Testing How to Make Frontend Search the Right Way

Walah! You just learned the right way to create a search on the front end. 😊

Here's the code for the right way to build a search function.

How to Optimize Your Search Functionality

We are actually done. So you can skip this if you are busy, but it will just take a moment if you want to improve your search function.

You will notice that when you make a search the wrong way and do not refresh the page, you will be stuck with the results of the wrong way. It would be better to get fresh results when the second search box is used for the right way.

To achieve that, we will need to clear all search results for every search being made – whether it is the Wrong or Right Way. Let's do the following:
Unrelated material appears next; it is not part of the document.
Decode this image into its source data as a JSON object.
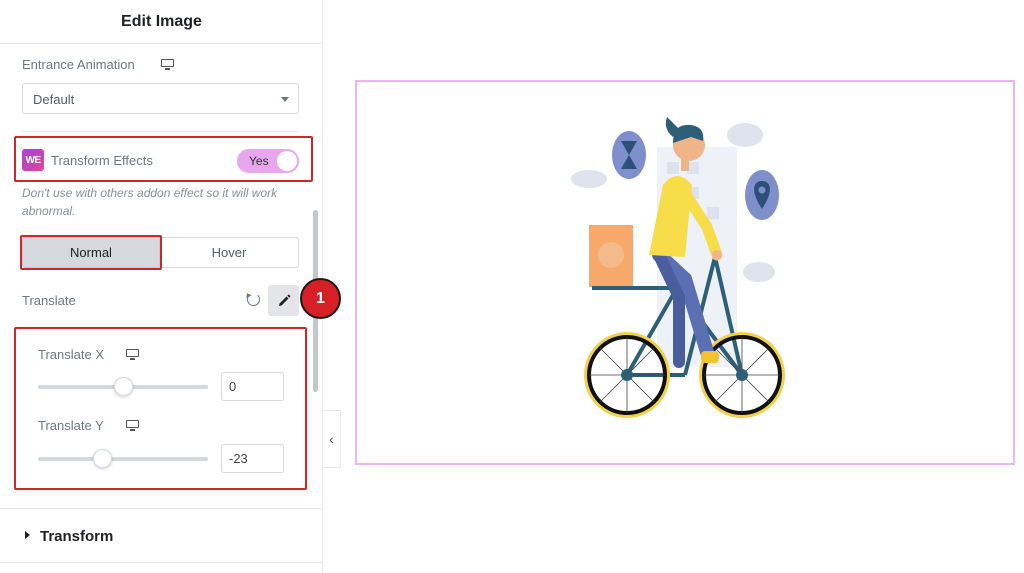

In the src/App.js, replace the onkey event of the first search box with the following:

            onKeyUp={(e) =>
              filterCountryByName(
                e.target.value,
                hatches,
                setFilterByNameResults,
                setSearchString,
                setSearchResult
              )
            }

Replace the onkey event of the second search box with the following:

            onKeyUp={(e) =>
              searchCountryByName(
                e.target.value,
                hatches,
                setSearchResult,
                setFilterByName,
                setFilterByNameResults
              )
            }

In the src/Helpers/HatchHelper.js file, add the 2 parameters we just passed into the filterCountryByName like so:

// search countries by name
const filterCountryByName = (
  name,
  countries,
  setResults,
  setSearchString,
  setSearchResult
) => {...}

Next, just before clearing the initial search results, clear the other search field and results like so:

  // clear the other search field and results if any
  setSearchString("");
  setSearchResult([]);

Now do the same for the searchCountryByName function.

When you are done, you should have the following result:

Our application after we have optimised the functionality

Awesome! 👍🏾👍🏾👍🏾

Here's the optimisation code.

Conclusion

It has been an awesome ride with you as we saw the mistakes many of us have made and how to correct them by creating a search function that offers the best experience to the user.

I believe the code can be improved even more. So I encourage to take a look at the code again and see how you can make it even better.

All the code is here. Thanks for reading!